[Web page and app entries]
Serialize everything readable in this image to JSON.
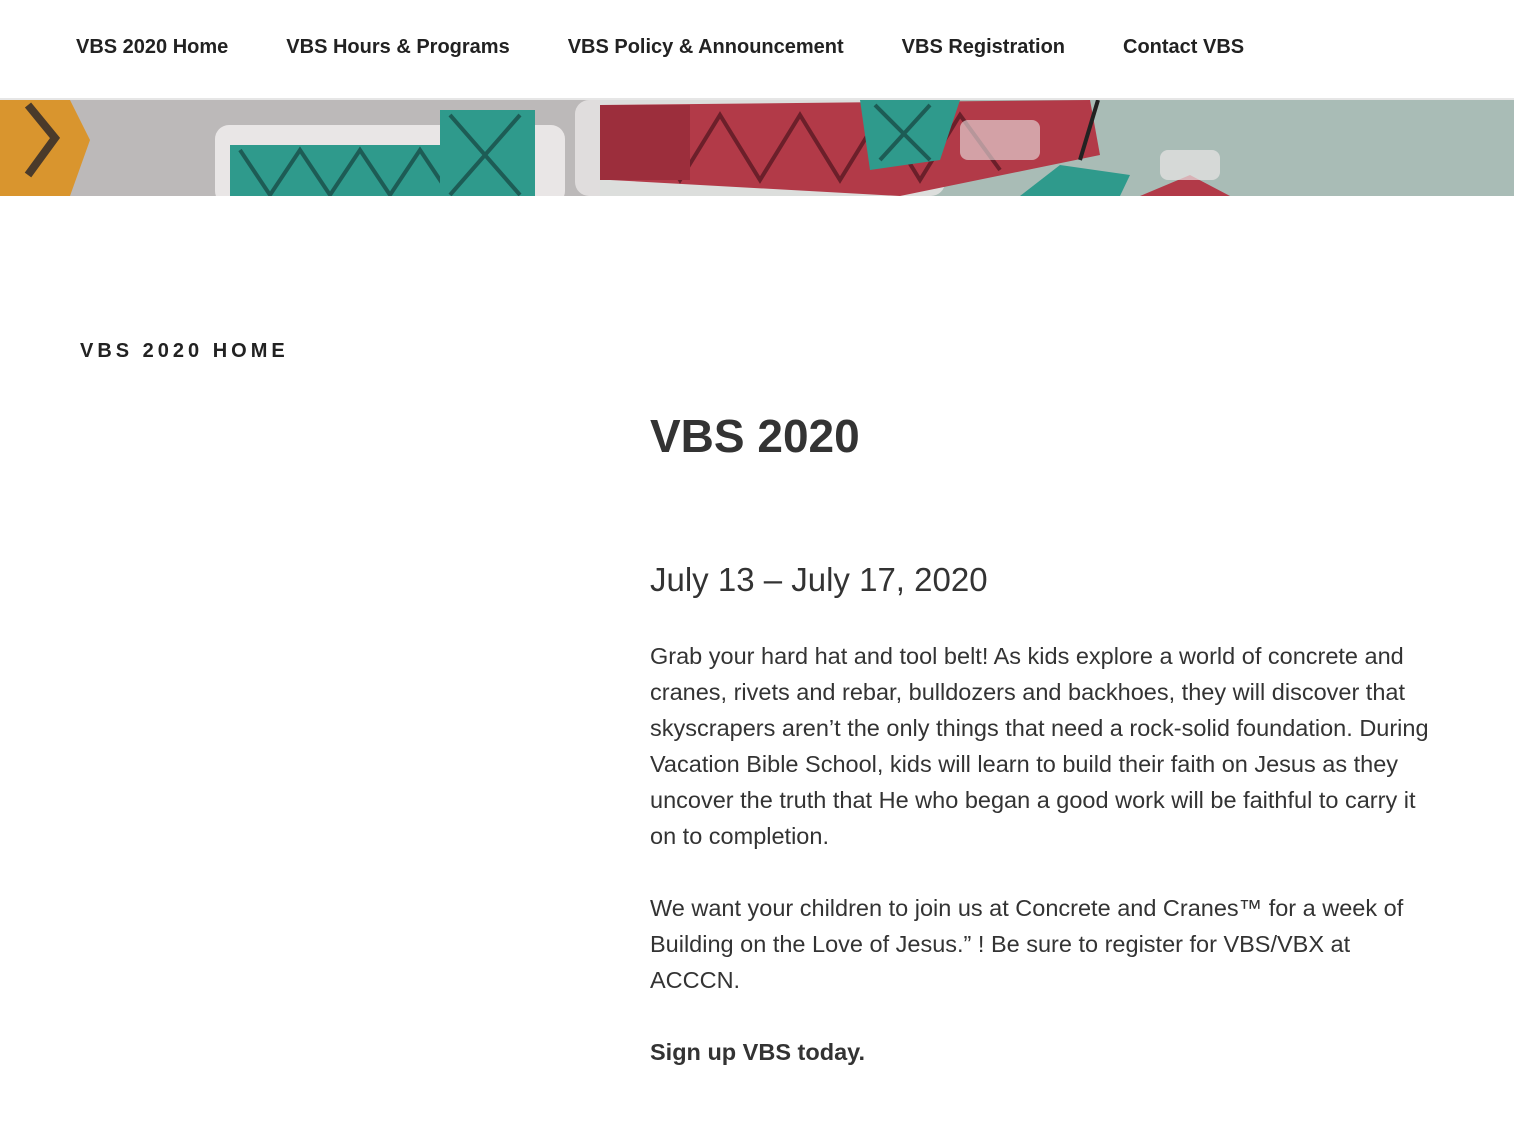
{
  "nav": {
    "items": [
      {
        "label": "VBS 2020 Home"
      },
      {
        "label": "VBS Hours & Programs"
      },
      {
        "label": "VBS Policy & Announcement"
      },
      {
        "label": "VBS Registration"
      },
      {
        "label": "Contact VBS"
      }
    ]
  },
  "banner": {
    "icon": "construction-cranes-image",
    "colors": {
      "teal": "#2f9a8c",
      "red": "#b23a48",
      "orange": "#e09a2a",
      "sky": "#a9bcb6"
    }
  },
  "page": {
    "section_label": "VBS 2020 HOME",
    "title": "VBS 2020",
    "date": "July 13 – July 17, 2020",
    "paragraph1": "Grab your hard hat and tool belt! As kids explore a world of concrete and cranes, rivets and rebar, bulldozers and backhoes, they will discover that skyscrapers aren’t the only things that need a rock-solid foundation. During Vacation Bible School, kids will learn to build their faith on Jesus as they uncover the truth that He who began a good work will be faithful to carry it on to completion.",
    "paragraph2": "We want your children to join us at Concrete and Cranes™ for a week of Building on the Love of Jesus.” !  Be sure to register for VBS/VBX at ACCCN.",
    "signup": "Sign up VBS today."
  }
}
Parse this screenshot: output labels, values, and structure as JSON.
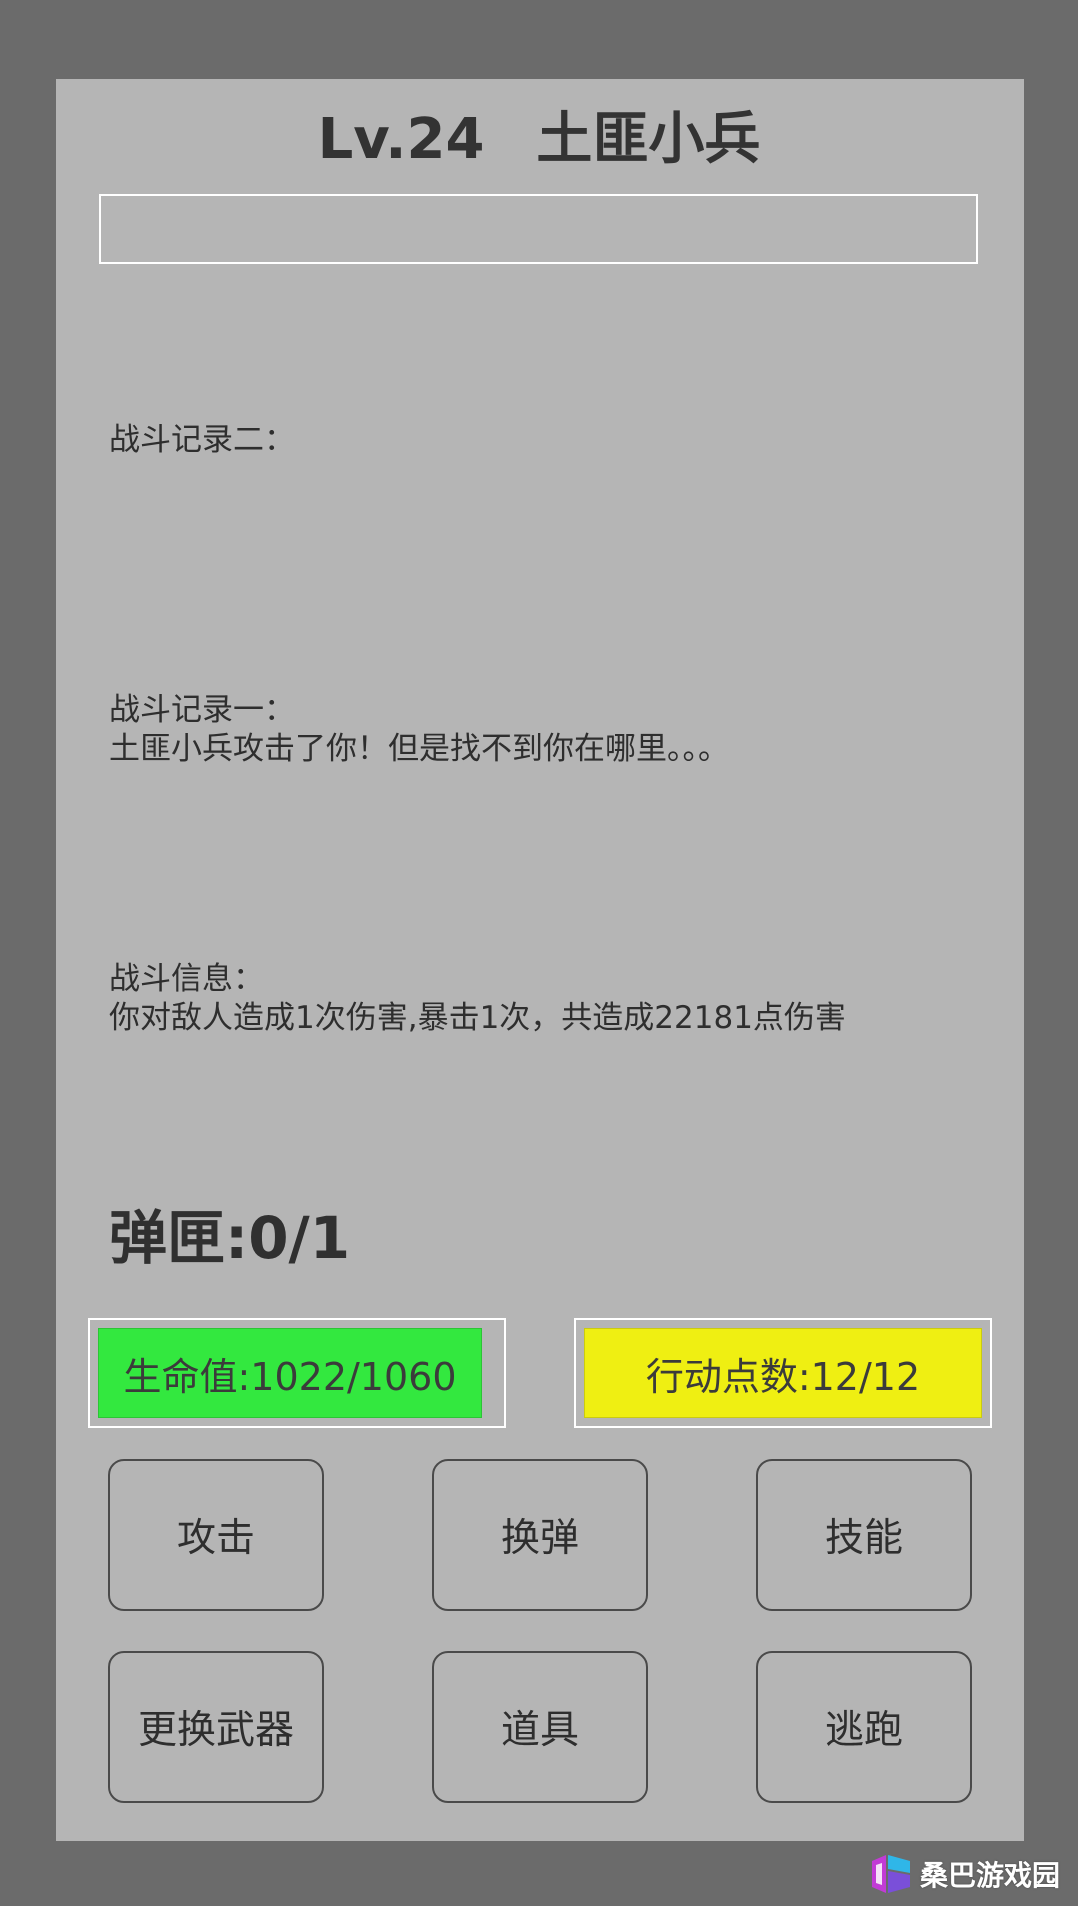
{
  "header": {
    "level": "Lv.24",
    "enemy_name": "土匪小兵"
  },
  "enemy_hp_bar": {
    "fill_fraction": 0
  },
  "battle_log": {
    "record_two": {
      "title": "战斗记录二：",
      "text": ""
    },
    "record_one": {
      "title": "战斗记录一：",
      "text": "土匪小兵攻击了你！但是找不到你在哪里。。。"
    },
    "info": {
      "title": "战斗信息：",
      "text": "你对敌人造成1次伤害,暴击1次，共造成22181点伤害"
    }
  },
  "ammo": {
    "label": "弹匣:0/1"
  },
  "stats": {
    "hp": "生命值:1022/1060",
    "action_points": "行动点数:12/12",
    "hp_color": "#33e83f",
    "ap_color": "#efef12"
  },
  "actions": {
    "attack": "攻击",
    "reload": "换弹",
    "skill": "技能",
    "change_weapon": "更换武器",
    "item": "道具",
    "flee": "逃跑"
  },
  "watermark": {
    "text": "桑巴游戏园",
    "icon": "site-logo-icon"
  }
}
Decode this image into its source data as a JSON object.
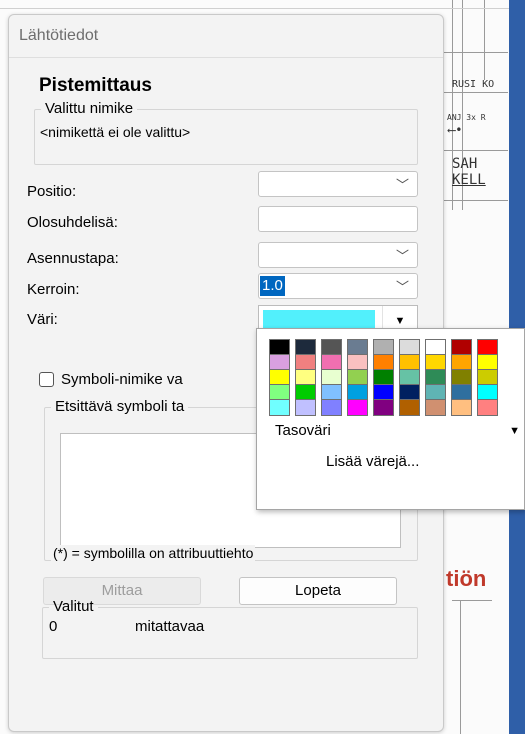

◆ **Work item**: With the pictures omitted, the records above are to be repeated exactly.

◆ **Written response**:
Serialize everything readable in this image to JSON.
{
  "nav": {
    "items": [
      {
        "label": "VBS 2020 Home"
      },
      {
        "label": "VBS Hours & Programs"
      },
      {
        "label": "VBS Policy & Announcement"
      },
      {
        "label": "VBS Registration"
      },
      {
        "label": "Contact VBS"
      }
    ]
  },
  "banner": {
    "icon": "construction-cranes-image",
    "colors": {
      "teal": "#2f9a8c",
      "red": "#b23a48",
      "orange": "#e09a2a",
      "sky": "#a9bcb6"
    }
  },
  "page": {
    "section_label": "VBS 2020 HOME",
    "title": "VBS 2020",
    "date": "July 13 – July 17, 2020",
    "paragraph1": "Grab your hard hat and tool belt! As kids explore a world of concrete and cranes, rivets and rebar, bulldozers and backhoes, they will discover that skyscrapers aren’t the only things that need a rock-solid foundation. During Vacation Bible School, kids will learn to build their faith on Jesus as they uncover the truth that He who began a good work will be faithful to carry it on to completion.",
    "paragraph2": "We want your children to join us at Concrete and Cranes™ for a week of Building on the Love of Jesus.” !  Be sure to register for VBS/VBX at ACCCN.",
    "signup": "Sign up VBS today."
  }
}
Parse this screenshot: output labels, values, and structure as JSON.
{
  "header": {
    "level": "Lv.24",
    "enemy_name": "土匪小兵"
  },
  "enemy_hp_bar": {
    "fill_fraction": 0
  },
  "battle_log": {
    "record_two": {
      "title": "战斗记录二：",
      "text": ""
    },
    "record_one": {
      "title": "战斗记录一：",
      "text": "土匪小兵攻击了你！但是找不到你在哪里。。。"
    },
    "info": {
      "title": "战斗信息：",
      "text": "你对敌人造成1次伤害,暴击1次，共造成22181点伤害"
    }
  },
  "ammo": {
    "label": "弹匣:0/1"
  },
  "stats": {
    "hp": "生命值:1022/1060",
    "action_points": "行动点数:12/12",
    "hp_color": "#33e83f",
    "ap_color": "#efef12"
  },
  "actions": {
    "attack": "攻击",
    "reload": "换弹",
    "skill": "技能",
    "change_weapon": "更换武器",
    "item": "道具",
    "flee": "逃跑"
  },
  "watermark": {
    "text": "桑巴游戏园",
    "icon": "site-logo-icon"
  }
}
Decode this image into its source data as a JSON object.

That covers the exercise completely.